[11] It is interesting at this point to consider the controversial concept of ‘solutionism’ popularised by Evgeny Morozov (2013) who cautions against seeing simplistic technological solutions as the way to solve ‘messy’ human problems. Morozov argues that this approach is problematic because it ignores human complexity and imperfection. Moreover, because it concentrates attention and funding, it closes other less technical and more ethical or democratic alternatives. In the first place, the idea of a unique platform could then easily be characterised as solutionist because it would ignore the complexity and diversity of the actors and issues. But going further, the very idea of a platform (ecosystem or unique) could suffer the same criticism if we consider that it would be THE solution to community-led initiatives. The digital approach is obviously only a tool and must be articulated with other approaches, in particular through physical devices in the public space.
[12] This comment from Julien Lecaille,, is issued from an online discussion on Digital synergy for alternatives that you can find here: In the same discussion Lecaille says: “about ‘meta-coordination’, it is a problem related to the ‘cost of coordination’. Spending time meeting other projects, agreeing to the same technical choices, ironing out difficulties and managing takes time and energy that is not available for the project itself. As an alternative to the time-wasting methods of ‘meta-coordination’, ‘indirect coordination’ or ‘coordination by the environment’: that is, rather than without seeking to directly agree everything, to make “common points” between the platforms by using them. This can also be demonstrated by using each other’s tools, or by creating times of collective action on topics that might federate.
[13] De Moor, A. (2017). Community Sensor: towards a participatory community network mapping methodology, The Journal of Community Informatics, ISSN: 1721-4441.

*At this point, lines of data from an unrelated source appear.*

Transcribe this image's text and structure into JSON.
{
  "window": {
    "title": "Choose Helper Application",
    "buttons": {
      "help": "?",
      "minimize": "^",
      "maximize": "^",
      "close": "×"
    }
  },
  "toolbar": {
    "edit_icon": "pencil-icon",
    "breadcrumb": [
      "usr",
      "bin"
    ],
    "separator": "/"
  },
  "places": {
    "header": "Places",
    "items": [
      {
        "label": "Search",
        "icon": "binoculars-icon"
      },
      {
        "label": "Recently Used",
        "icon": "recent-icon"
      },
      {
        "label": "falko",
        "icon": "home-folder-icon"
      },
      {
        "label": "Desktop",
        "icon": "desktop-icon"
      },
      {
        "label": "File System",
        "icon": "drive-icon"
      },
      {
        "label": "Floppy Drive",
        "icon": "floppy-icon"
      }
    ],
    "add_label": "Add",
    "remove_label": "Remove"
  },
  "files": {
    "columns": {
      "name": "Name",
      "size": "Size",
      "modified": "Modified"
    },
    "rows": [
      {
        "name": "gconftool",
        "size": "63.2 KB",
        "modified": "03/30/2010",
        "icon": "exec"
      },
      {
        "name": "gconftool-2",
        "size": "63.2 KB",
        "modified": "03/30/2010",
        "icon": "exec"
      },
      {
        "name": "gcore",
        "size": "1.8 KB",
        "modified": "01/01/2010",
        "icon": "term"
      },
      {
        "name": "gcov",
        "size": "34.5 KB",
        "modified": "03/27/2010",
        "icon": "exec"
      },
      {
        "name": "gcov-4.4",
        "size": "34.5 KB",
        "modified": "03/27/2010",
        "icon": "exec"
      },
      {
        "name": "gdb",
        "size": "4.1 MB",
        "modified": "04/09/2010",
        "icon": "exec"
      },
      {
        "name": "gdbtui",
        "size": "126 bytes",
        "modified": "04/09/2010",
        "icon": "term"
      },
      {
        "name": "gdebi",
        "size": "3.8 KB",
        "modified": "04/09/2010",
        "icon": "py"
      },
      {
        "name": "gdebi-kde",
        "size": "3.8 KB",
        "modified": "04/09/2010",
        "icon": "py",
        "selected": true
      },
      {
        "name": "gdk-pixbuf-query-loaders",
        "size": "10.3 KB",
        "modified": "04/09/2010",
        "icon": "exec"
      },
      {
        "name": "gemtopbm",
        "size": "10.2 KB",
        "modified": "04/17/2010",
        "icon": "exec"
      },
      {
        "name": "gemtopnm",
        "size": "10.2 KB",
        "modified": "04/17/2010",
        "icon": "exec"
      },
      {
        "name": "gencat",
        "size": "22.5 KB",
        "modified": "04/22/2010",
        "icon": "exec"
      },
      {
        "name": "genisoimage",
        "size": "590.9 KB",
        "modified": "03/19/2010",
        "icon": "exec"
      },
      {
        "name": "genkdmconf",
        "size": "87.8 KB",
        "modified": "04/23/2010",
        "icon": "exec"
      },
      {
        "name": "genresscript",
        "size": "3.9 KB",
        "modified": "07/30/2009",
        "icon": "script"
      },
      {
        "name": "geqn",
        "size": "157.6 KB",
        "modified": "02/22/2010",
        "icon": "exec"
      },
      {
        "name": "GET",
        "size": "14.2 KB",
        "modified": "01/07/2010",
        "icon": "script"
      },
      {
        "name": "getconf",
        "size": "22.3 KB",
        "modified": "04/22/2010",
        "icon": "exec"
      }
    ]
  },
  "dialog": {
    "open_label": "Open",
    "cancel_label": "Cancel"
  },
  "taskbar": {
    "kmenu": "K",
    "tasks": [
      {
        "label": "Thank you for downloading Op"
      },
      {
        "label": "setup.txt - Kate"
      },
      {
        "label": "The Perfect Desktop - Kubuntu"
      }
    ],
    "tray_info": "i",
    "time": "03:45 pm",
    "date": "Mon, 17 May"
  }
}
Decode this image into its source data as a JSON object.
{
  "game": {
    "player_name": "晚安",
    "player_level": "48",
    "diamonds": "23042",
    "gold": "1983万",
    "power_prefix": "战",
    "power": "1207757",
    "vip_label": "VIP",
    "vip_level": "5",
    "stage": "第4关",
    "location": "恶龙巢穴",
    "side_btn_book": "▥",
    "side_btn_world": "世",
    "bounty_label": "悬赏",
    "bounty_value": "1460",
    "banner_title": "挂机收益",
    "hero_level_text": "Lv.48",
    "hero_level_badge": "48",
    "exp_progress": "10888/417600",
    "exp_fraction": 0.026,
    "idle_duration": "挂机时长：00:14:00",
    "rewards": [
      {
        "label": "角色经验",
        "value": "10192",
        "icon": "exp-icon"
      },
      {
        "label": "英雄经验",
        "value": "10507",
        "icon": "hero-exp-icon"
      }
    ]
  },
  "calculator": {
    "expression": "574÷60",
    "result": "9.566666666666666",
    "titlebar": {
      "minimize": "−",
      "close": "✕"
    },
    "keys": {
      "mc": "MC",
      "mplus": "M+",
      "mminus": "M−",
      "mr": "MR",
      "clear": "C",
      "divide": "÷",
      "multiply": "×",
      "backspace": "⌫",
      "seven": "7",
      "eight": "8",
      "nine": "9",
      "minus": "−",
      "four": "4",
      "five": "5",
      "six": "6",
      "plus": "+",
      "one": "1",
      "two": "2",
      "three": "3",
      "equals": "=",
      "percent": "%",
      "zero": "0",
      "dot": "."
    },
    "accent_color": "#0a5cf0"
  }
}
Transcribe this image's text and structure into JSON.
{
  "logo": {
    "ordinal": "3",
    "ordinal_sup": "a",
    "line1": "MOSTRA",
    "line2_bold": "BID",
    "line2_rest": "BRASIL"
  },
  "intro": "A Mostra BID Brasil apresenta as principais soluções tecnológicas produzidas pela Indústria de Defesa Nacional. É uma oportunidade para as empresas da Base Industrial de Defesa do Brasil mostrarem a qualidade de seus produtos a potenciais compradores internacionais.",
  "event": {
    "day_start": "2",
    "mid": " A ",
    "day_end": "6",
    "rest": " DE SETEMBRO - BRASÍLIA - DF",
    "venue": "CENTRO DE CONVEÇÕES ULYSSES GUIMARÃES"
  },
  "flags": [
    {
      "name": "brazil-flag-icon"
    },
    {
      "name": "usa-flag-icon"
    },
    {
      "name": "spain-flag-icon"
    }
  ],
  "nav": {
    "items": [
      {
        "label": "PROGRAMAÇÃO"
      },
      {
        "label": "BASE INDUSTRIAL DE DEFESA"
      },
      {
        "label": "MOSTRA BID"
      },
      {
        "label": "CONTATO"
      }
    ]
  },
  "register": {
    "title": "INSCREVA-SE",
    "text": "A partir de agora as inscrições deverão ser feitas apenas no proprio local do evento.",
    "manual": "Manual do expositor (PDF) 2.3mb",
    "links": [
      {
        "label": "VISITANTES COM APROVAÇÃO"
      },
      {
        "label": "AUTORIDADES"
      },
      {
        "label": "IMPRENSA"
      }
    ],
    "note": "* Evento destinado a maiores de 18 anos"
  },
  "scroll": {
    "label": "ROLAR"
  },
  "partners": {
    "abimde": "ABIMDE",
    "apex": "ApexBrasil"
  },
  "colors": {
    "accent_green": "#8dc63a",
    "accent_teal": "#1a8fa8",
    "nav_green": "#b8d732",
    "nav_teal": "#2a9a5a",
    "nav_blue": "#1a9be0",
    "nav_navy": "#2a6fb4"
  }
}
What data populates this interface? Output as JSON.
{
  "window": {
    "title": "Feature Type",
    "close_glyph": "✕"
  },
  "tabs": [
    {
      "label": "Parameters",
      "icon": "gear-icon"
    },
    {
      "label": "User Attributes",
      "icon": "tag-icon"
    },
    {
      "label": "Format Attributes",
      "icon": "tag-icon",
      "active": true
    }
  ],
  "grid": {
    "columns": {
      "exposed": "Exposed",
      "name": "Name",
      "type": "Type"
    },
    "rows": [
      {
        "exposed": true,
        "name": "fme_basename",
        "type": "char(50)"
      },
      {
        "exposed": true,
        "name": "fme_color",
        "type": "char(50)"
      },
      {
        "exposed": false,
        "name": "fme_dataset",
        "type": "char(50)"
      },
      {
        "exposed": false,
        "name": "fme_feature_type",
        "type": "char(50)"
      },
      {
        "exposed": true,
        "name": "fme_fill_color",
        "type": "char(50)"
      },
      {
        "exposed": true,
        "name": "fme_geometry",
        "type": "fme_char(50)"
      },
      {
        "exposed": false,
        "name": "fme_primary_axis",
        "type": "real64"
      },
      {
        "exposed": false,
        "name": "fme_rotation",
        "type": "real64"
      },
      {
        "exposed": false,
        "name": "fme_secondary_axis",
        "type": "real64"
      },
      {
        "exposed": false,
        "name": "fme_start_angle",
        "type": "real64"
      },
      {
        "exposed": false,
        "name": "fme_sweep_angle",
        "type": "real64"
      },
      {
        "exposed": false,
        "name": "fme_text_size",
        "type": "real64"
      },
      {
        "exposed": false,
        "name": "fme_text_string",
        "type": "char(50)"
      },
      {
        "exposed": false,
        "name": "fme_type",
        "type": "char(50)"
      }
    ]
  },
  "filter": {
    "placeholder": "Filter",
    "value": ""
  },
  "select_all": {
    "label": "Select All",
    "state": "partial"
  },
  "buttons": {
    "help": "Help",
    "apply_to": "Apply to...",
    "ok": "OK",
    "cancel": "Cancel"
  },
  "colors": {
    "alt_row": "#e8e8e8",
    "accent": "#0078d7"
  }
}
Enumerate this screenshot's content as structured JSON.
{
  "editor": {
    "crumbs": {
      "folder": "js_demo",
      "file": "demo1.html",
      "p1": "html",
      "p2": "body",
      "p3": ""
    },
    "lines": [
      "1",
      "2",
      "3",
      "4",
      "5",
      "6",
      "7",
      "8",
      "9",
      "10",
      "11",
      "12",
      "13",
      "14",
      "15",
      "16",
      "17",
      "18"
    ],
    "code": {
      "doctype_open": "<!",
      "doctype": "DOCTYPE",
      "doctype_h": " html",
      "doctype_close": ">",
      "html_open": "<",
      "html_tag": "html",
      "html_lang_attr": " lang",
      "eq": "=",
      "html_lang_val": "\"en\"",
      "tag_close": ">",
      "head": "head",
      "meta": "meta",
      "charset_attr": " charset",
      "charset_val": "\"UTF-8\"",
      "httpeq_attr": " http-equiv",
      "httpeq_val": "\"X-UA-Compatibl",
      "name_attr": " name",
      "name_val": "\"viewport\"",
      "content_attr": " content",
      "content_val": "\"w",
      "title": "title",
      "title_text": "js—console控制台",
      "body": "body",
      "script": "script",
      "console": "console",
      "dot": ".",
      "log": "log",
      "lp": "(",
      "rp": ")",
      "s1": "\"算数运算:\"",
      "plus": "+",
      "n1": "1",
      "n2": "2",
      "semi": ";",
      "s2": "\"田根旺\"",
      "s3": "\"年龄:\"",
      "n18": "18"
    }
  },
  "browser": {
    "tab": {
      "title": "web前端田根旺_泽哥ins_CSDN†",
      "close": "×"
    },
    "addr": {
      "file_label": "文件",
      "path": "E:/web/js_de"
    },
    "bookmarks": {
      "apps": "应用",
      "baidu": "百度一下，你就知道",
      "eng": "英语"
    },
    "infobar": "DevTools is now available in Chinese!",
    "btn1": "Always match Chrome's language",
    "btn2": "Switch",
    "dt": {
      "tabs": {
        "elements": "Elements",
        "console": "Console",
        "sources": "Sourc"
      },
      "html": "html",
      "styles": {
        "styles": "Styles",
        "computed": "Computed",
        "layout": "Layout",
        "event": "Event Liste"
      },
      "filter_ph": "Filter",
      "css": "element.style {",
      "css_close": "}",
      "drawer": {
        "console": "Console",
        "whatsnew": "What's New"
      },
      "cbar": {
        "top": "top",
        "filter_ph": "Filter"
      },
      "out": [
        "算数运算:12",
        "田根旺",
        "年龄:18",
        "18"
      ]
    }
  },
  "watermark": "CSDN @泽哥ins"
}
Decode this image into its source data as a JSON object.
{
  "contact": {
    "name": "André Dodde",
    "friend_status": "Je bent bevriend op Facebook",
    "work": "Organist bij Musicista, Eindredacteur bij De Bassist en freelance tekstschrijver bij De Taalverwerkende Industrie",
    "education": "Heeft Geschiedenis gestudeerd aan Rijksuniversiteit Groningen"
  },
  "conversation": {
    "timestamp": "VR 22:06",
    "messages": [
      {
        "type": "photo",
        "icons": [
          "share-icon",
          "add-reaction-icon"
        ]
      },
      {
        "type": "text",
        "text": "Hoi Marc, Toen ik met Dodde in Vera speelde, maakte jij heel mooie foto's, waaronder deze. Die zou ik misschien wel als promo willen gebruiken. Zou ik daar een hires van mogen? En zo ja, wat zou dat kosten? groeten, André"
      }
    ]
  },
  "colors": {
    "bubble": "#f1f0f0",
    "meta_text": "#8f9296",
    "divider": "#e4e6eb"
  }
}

About the authors

Nicolas Fonty is a freelance architect /urban designer, independent researcher and autodidact mapper. Through research, activism, practice teaching and volunteer support, he has been involved in many civic mapping initiatives for community-led planning in London and Paris including justMap,, Occupy#PublicSpaces,, and cartoDebout, He is member of Civic Wise,, an international network for civic design and worked on many urban design issues at metropolitan and local scales in Greater Paris,

Barbara Brayshay is a Director of Living Maps,, a network of researchers, community activists and others with a common interest in the use of mapping for social change, public engagement and community campaigning and together with Nicolas Fonty edits the Wayponts section of Living Maps Review, a Journal dedicated to critical cartography and participative mapping. An independent researcher, her interests are in the areas of social justice, digital media, community development and sustainability.

Barbara and Nicolas work together developing the justMap platform and actively participate with numerous activist London networks to enable greater community empowerment.